December 6 (Wednesday morning class), Spirit Rock. 10 a.m. to noon (see class description at end).

December 18-23, Spirit Rock: Winter Solstice Retreat: Embracing the Dark, Inviting the Light (with Heather Sundberg and John Travis) (5-day residential retreat). In this retreat, we will emphasize centering ourselves at the time of the holidays and the New Year, quieting our minds, grounding in our bodies, opening up our hearts, and using inquiry to help give energy to our practice. There will be a special emphasis on opening to the darkness, including to our difficulties and challenges, as well as to the coming light--such as beauty, joy and love. We will have a winter solstice ceremony. The retreat will include complete meditation instructions, sitting and walking meditation, daily lovingkindness practice, evening talks, and meetings with teachers. Spirit Rock extends a special invitation to young adults (age 18-26) who wish to attend this retreat at a rate of $35 per night, on a first come, first serve basis. A limited number of special rates are available; please apply early.For further information: https://www.spiritrock.org/calendarDetails?EventID=4518.
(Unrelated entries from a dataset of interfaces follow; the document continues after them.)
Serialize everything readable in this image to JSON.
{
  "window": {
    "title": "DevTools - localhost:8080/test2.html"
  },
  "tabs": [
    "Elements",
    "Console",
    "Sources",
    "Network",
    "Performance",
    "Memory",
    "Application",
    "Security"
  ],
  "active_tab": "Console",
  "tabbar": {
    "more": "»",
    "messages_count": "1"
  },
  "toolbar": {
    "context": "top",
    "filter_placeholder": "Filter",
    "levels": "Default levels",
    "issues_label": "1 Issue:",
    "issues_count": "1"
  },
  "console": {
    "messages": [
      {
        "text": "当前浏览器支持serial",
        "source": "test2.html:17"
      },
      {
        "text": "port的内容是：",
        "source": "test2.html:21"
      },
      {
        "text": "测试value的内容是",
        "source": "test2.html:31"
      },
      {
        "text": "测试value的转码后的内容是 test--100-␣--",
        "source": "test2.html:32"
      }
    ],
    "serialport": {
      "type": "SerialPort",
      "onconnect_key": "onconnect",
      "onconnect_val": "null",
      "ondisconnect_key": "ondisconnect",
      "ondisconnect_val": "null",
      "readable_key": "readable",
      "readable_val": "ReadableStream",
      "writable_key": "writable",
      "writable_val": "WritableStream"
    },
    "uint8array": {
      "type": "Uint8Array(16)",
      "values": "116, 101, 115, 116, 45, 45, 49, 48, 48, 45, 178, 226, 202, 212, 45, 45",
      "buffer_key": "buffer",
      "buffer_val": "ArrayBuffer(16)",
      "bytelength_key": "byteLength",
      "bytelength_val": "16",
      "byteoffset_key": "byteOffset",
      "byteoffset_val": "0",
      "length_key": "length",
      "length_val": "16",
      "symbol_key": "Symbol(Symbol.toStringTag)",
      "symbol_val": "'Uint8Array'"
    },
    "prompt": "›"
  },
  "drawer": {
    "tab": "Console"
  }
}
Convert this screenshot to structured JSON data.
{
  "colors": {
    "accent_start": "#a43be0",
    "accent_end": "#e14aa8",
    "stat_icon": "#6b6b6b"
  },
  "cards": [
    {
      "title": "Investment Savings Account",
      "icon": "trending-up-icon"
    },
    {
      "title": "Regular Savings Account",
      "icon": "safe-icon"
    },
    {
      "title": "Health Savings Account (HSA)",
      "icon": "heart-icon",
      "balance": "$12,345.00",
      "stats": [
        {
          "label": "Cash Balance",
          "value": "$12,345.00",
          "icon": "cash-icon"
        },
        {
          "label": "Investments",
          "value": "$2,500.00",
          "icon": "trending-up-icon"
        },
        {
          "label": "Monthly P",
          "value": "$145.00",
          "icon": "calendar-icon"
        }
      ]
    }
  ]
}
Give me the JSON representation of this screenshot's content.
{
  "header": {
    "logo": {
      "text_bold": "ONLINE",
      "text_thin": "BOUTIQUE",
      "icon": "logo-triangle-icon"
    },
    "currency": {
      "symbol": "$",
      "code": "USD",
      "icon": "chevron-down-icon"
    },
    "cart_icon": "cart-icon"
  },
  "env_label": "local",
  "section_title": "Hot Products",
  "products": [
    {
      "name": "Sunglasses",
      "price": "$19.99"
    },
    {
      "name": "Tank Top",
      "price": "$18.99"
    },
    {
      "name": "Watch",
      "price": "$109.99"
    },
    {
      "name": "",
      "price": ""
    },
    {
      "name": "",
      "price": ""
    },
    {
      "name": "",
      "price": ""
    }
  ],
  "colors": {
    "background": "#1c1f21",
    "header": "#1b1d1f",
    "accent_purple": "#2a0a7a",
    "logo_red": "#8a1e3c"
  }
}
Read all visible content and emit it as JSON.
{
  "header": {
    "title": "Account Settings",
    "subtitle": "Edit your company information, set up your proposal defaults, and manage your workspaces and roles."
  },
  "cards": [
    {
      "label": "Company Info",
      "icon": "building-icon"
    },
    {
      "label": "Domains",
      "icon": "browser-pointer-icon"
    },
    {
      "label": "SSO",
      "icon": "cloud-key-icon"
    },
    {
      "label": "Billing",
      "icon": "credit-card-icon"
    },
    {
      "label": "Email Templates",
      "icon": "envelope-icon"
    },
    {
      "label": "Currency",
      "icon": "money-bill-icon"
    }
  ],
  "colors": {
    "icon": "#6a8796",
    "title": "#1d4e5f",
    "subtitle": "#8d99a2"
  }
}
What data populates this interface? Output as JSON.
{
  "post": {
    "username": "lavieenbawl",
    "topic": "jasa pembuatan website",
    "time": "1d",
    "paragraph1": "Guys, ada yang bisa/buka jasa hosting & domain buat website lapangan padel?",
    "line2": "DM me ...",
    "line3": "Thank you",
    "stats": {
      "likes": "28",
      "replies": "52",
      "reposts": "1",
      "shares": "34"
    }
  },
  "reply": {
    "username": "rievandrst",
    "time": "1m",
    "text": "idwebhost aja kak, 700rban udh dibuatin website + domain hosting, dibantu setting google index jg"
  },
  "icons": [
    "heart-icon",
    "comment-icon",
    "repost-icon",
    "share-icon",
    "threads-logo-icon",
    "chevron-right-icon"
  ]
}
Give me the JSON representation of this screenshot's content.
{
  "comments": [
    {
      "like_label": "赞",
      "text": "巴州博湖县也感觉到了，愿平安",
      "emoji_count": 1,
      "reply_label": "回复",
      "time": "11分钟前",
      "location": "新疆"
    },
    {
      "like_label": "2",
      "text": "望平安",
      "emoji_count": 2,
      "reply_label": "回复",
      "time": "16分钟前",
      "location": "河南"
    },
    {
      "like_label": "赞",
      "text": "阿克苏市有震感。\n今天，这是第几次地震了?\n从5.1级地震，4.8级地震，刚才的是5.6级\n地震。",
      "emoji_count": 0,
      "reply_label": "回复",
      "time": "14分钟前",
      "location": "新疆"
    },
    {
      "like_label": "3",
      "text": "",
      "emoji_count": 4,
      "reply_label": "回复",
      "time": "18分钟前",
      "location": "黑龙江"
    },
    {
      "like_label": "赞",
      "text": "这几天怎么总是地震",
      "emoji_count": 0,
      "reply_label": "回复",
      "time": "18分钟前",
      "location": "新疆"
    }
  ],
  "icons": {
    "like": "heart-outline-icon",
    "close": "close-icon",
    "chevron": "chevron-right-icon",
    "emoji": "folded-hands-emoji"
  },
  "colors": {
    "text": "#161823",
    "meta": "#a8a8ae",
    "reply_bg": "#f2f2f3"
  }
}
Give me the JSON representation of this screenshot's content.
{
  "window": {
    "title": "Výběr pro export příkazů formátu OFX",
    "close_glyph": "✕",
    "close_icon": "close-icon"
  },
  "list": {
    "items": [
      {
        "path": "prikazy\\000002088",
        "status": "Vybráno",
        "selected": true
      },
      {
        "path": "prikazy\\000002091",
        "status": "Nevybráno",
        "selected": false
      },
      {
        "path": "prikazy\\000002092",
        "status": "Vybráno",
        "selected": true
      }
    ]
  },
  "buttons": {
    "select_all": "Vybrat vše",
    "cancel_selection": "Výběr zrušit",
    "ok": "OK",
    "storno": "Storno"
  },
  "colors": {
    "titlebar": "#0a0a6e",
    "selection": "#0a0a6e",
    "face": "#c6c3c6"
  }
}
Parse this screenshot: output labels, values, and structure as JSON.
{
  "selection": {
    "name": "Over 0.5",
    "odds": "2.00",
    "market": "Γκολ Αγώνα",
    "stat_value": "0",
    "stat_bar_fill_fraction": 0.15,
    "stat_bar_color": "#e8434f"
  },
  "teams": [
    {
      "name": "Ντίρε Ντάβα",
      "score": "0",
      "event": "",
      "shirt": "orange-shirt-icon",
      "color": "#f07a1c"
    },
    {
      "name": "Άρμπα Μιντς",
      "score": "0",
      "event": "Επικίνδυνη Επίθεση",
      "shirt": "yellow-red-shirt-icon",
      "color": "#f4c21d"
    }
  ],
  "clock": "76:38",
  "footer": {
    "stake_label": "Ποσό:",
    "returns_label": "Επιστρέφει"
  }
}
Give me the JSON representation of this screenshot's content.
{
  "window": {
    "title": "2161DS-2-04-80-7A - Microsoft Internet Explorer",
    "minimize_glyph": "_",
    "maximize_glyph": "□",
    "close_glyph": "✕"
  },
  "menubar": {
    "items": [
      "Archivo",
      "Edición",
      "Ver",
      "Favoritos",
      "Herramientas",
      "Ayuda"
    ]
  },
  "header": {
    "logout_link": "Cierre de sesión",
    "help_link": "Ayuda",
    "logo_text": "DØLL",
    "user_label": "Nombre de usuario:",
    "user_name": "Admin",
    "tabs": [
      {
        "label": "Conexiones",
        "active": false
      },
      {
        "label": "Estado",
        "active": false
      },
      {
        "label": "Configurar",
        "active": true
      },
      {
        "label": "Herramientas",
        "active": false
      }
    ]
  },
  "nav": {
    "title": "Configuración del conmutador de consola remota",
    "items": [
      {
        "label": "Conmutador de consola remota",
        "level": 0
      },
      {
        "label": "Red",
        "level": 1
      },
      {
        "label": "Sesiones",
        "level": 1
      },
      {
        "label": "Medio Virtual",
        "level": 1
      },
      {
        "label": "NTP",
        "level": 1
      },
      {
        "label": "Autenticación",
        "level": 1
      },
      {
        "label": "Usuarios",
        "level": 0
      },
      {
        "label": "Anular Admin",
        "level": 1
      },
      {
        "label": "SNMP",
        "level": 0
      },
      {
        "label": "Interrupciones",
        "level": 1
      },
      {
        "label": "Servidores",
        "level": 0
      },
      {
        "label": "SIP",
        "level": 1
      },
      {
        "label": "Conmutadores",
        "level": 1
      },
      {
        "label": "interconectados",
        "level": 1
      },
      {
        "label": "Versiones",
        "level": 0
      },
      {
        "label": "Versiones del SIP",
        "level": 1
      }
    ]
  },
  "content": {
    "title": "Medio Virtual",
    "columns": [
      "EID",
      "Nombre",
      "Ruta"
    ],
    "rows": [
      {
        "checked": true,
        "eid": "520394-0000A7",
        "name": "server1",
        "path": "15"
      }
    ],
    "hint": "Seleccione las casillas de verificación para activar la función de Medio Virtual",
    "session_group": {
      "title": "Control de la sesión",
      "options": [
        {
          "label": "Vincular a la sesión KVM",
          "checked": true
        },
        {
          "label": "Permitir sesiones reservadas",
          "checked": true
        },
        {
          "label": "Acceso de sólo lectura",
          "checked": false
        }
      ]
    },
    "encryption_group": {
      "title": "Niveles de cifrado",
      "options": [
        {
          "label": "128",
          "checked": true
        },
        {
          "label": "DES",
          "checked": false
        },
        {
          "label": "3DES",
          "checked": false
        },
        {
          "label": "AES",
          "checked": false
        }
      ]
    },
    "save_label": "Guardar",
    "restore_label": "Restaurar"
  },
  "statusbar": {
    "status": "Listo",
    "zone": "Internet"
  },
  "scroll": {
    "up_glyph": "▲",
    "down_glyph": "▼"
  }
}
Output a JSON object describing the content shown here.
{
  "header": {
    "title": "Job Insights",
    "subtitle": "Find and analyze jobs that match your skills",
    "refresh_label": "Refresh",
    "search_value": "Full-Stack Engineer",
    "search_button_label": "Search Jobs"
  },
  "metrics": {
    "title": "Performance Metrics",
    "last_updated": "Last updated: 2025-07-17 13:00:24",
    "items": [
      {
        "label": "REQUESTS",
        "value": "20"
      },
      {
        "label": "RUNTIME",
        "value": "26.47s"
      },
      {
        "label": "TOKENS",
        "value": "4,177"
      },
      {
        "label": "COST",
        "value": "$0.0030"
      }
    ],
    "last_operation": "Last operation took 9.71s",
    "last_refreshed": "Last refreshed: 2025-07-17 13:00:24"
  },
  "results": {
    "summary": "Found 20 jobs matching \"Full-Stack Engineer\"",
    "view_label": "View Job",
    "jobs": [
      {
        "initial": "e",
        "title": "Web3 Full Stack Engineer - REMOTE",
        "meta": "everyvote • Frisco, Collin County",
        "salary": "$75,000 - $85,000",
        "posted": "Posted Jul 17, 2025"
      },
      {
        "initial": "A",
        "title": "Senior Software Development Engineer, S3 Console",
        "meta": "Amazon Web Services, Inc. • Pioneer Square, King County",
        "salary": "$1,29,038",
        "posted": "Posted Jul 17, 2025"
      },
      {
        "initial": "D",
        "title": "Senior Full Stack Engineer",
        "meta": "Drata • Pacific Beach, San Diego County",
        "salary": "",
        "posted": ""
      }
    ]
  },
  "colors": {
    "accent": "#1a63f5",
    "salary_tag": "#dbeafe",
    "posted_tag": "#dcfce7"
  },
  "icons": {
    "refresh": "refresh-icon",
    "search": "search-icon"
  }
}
Ongoing Wednesdays Class, Spirit Rock, Woodacre, CA: 10 a.m. to noon morning class: Share teaching with Sylvia Boorstein (most Wednesdays, either Sylvia or I will teach): 45 minute meditation, talk and discussion. Donald will be teaching September 6, 13; November 15, 22, 29; December 6; further dates TBD.

Donald’s Talks Are Available At:

Dharma Seed (www.dharmaseed.org /)

Audio Dharma (www.audiodharma.org/)

Benicia Sangha (www.bsangha.net/)

and other sites.